financials for how to start a Freight Broker business

  • Cash Flow Analysis: Utilize financial management tools like QuickBooks to monitor cash flow, ensuring sufficient liquidity for operational expenses and investments.

cash flow for how to start a winery business.

Operational Efficiency

  • Maintenance and Facility Management: Maintain detailed logs of facility maintenance and equipment repairs. For example, tracking the frequency of medical equipment servicing can guide replacement or upgrading decisions.
  • Resident Admission and Occupancy Patterns: Monitor admission rates and occupancy levels. Adjust marketing and admissions strategies based on demand and capacity.
  • Inventory Management: Regularly audit medical and operational supplies. Streamline inventory processes to avoid waste and shortages.

Customer (Resident) Feedback and Engagement

  • Feedback Collection: Implement feedback systems like digital surveys or face-to-face interviews with residents and their families. Address common issues, such as requests for more recreational activities.
  • Online Reputation Management: Actively manage online reviews and feedback on platforms like Healthgrades or Google My Business. For instance, addressing a family’s concerns about resident care online shows commitment to service quality.
  • Family Satisfaction Analysis: Evaluate family satisfaction through regular surveys, adjusting care and services based on feedback.

Marketing and Community Relations Effectiveness

  • Campaign Assessments: Analyze the impact of marketing efforts, such as community outreach events or online advertising. Measure the increase in inquiries or admissions following these campaigns.
  • Promotional Activities: Evaluate the effectiveness of open house events or referral programs by tracking the response rate and resultant admissions.

Safety, Health, and Compliance

  • Regular Health and Safety Audits: Conduct frequent checks to ensure compliance with health codes and safety standards, such as proper medication storage and emergency response systems.
  • Compliance Checks: Stay informed about changes in healthcare regulations and ensure the facility remains compliant with all local and federal laws.

Continuous Business Development

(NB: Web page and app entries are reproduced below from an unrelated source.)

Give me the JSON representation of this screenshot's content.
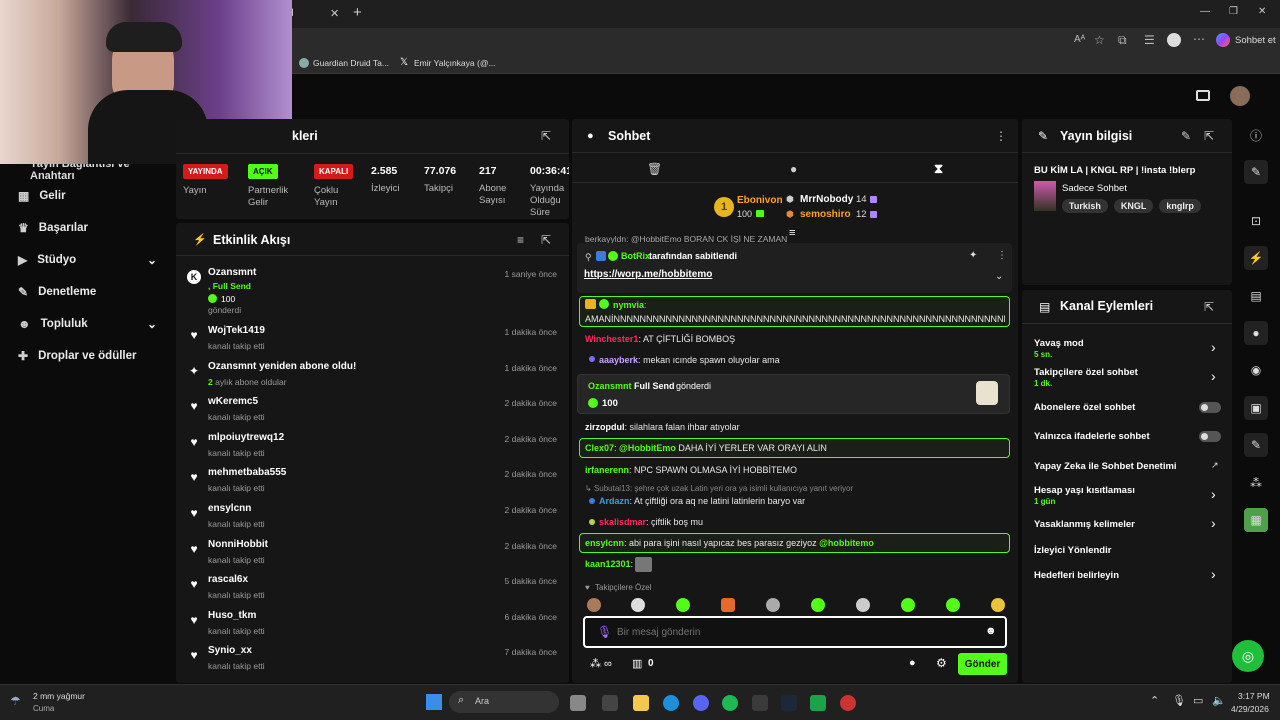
{
  "browser": {
    "tab_close": "✕",
    "tab_new": "+",
    "partial_tab": "d",
    "bookmarks": [
      "Guardian Druid Ta...",
      "Emir Yalçınkaya (@..."
    ],
    "chat_label": "Sohbet et",
    "window_controls": [
      "—",
      "❐",
      "✕"
    ]
  },
  "sidebar": {
    "partial_header": "Yayın Bağlantısı ve Anahtarı",
    "items": [
      {
        "label": "Gelir",
        "icon": "bank-icon"
      },
      {
        "label": "Başarılar",
        "icon": "trophy-icon"
      },
      {
        "label": "Stüdyo",
        "icon": "video-icon",
        "expand": true
      },
      {
        "label": "Denetleme",
        "icon": "wrench-icon"
      },
      {
        "label": "Topluluk",
        "icon": "users-icon",
        "expand": true
      },
      {
        "label": "Droplar ve ödüller",
        "icon": "gift-icon"
      }
    ]
  },
  "stats": {
    "title_partial": "kleri",
    "badges": [
      {
        "badge": "YAYINDA",
        "label": "Yayın",
        "color": "#d31b1b"
      },
      {
        "badge": "AÇIK",
        "label": "Partnerlik Gelir",
        "color": "#53fc18"
      },
      {
        "badge": "KAPALI",
        "label": "Çoklu Yayın",
        "color": "#d31b1b"
      }
    ],
    "numbers": [
      {
        "value": "2.585",
        "label": "İzleyici"
      },
      {
        "value": "77.076",
        "label": "Takipçi"
      },
      {
        "value": "217",
        "label": "Abone Sayısı"
      },
      {
        "value": "00:36:41",
        "label": "Yayında Olduğu Süre"
      }
    ]
  },
  "activity": {
    "title": "Etkinlik Akışı",
    "events": [
      {
        "name": "Ozansmnt",
        "sub": ", Full Send",
        "extra": "100",
        "extra2": "gönderdi",
        "time": "1 saniye önce",
        "icon": "kick-coin-icon"
      },
      {
        "name": "WojTek1419",
        "sub": "kanalı takip etti",
        "time": "1 dakika önce",
        "icon": "heart-icon"
      },
      {
        "name": "Ozansmnt yeniden abone oldu!",
        "sub_green": "2",
        "sub": " aylık abone oldular",
        "time": "1 dakika önce",
        "icon": "sparkle-icon"
      },
      {
        "name": "wKeremc5",
        "sub": "kanalı takip etti",
        "time": "2 dakika önce",
        "icon": "heart-icon"
      },
      {
        "name": "mlpoiuytrewq12",
        "sub": "kanalı takip etti",
        "time": "2 dakika önce",
        "icon": "heart-icon"
      },
      {
        "name": "mehmetbaba555",
        "sub": "kanalı takip etti",
        "time": "2 dakika önce",
        "icon": "heart-icon"
      },
      {
        "name": "ensylcnn",
        "sub": "kanalı takip etti",
        "time": "2 dakika önce",
        "icon": "heart-icon"
      },
      {
        "name": "NonniHobbit",
        "sub": "kanalı takip etti",
        "time": "2 dakika önce",
        "icon": "heart-icon"
      },
      {
        "name": "rascal6x",
        "sub": "kanalı takip etti",
        "time": "5 dakika önce",
        "icon": "heart-icon"
      },
      {
        "name": "Huso_tkm",
        "sub": "kanalı takip etti",
        "time": "6 dakika önce",
        "icon": "heart-icon"
      },
      {
        "name": "Synio_xx",
        "sub": "kanalı takip etti",
        "time": "7 dakika önce",
        "icon": "heart-icon"
      }
    ]
  },
  "chat": {
    "title": "Sohbet",
    "leaderboard": [
      {
        "name": "Ebonivon",
        "amount": "100",
        "rank": "1"
      },
      {
        "name": "MrrNobody",
        "amount": "14"
      },
      {
        "name": "semoshiro",
        "amount": "12"
      }
    ],
    "top_cut": "berkayyldn: @HobbitEmo BORAN CK İŞİ NE ZAMAN",
    "pinned_by": "BotRix",
    "pinned_label": "tarafından sabitlendi",
    "pinned_link": "https://worp.me/hobbitemo",
    "messages": [
      {
        "user": "nymvia",
        "text": "AMANİNNNNNNNNNNNNNNNNNNNNNNNNNNNNNNNNNNNNNNNNNNNNNNNNNNNNNNNNNNNNNNN"
      },
      {
        "user": "Winchester1",
        "text": "AT ÇİFTLİĞİ BOMBOŞ"
      },
      {
        "user": "aaayberk",
        "text": "mekan ıcınde spawn oluyolar ama"
      },
      {
        "user": "Ozansmnt",
        "text": "Full Send",
        "text2": "gönderdi",
        "amount": "100"
      },
      {
        "user": "zirzopdul",
        "text": "silahlara falan ihbar atıyolar"
      },
      {
        "user": "Clex07",
        "text": "@HobbitEmo DAHA İYİ YERLER VAR ORAYI ALIN"
      },
      {
        "user": "irfanerenn",
        "text": "NPC SPAWN OLMASA İYİ HOBBİTEMO"
      },
      {
        "reply": "Subutai13: şehre çok uzak Latin yeri ora ya isimli kullanıcıya yanıt veriyor"
      },
      {
        "user": "Ardazn",
        "text": "At çiftliği ora aq ne latini latinlerin baryo var"
      },
      {
        "user": "skalisdmar",
        "text": "çiftlik boş mu"
      },
      {
        "user": "ensylcnn",
        "text": "abi para işini nasıl yapıcaz bes parasız geziyoz",
        "mention": "@hobbitemo"
      },
      {
        "user": "kaan12301",
        "text": ""
      }
    ],
    "followers_only": "Takipçilere Özel",
    "input_placeholder": "Bir mesaj gönderin",
    "footer_count": "0",
    "send": "Gönder"
  },
  "stream_info": {
    "title": "Yayın bilgisi",
    "stream_title": "BU KİM LA | KNGL RP | !insta !blerp",
    "category": "Sadece Sohbet",
    "tags": [
      "Turkish",
      "KNGL",
      "knglrp"
    ]
  },
  "channel_actions": {
    "title": "Kanal Eylemleri",
    "items": [
      {
        "label": "Yavaş mod",
        "sub": "5 sn.",
        "type": "chevron"
      },
      {
        "label": "Takipçilere özel sohbet",
        "sub": "1 dk.",
        "type": "chevron"
      },
      {
        "label": "Abonelere özel sohbet",
        "type": "toggle"
      },
      {
        "label": "Yalnızca ifadelerle sohbet",
        "type": "toggle"
      },
      {
        "label": "Yapay Zeka ile Sohbet Denetimi",
        "type": "external"
      },
      {
        "label": "Hesap yaşı kısıtlaması",
        "sub": "1 gün",
        "type": "chevron"
      },
      {
        "label": "Yasaklanmış kelimeler",
        "type": "chevron"
      },
      {
        "label": "İzleyici Yönlendir",
        "type": "none"
      },
      {
        "label": "Hedefleri belirleyin",
        "type": "chevron"
      }
    ]
  },
  "taskbar": {
    "weather": "2 mm yağmur",
    "weather_sub": "Cuma",
    "search": "Ara",
    "time": "3:17 PM",
    "date": "4/29/2026"
  },
  "colors": {
    "accent": "#53fc18",
    "live": "#d31b1b",
    "panel": "#161616"
  }
}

  • Market Trend Analysis: Keep abreast of industry trends, such as the growing demand for specialized dementia care, and consider incorporating these trends into service offerings.
  • Technology Integration: Evaluate new healthcare technologies and software for potential implementation, like electronic health records, to enhance care quality and operational efficiency.

Employee Performance and Development

  • Regular Staff Reviews: Conduct performance evaluations with staff, discussing both achievements and areas for growth. Recognize staff members who receive positive feedback from residents and their families.
  • Training and Development: Offer ongoing training in areas like geriatric care, emergency response, and resident engagement to improve staff capabilities and service quality.

By implementing a comprehensive monitoring and evaluation system, a nursing home can make informed decisions that enhance operational efficiency, financial stability, and customer satisfaction. Continuously assessing these critical areas allows for adaptations to meet market changes, optimize care processes, and improve overall resident and family satisfaction, which are key to the long-term success of the nursing home.

Frequently Asked Questions on Nursing Home Business

Focus on hiring qualified staff, offering continuous training, and maintaining a high staff-to-resident ratio to provide personalized care.

Utilize digital marketing, engage with the local community, and develop partnerships with healthcare providers to build a strong reputation.

Yes, implementing electronic health records, resident monitoring systems, and communication platforms can enhance operational efficiency and care quality.

Design the space with homely touches, provide amenities for leisure and social activities, and ensure the environment is safe and accessible for all residents.

Track occupancy rates, operating costs, staff turnover, and resident satisfaction to gauge the health of your business and make informed decisions.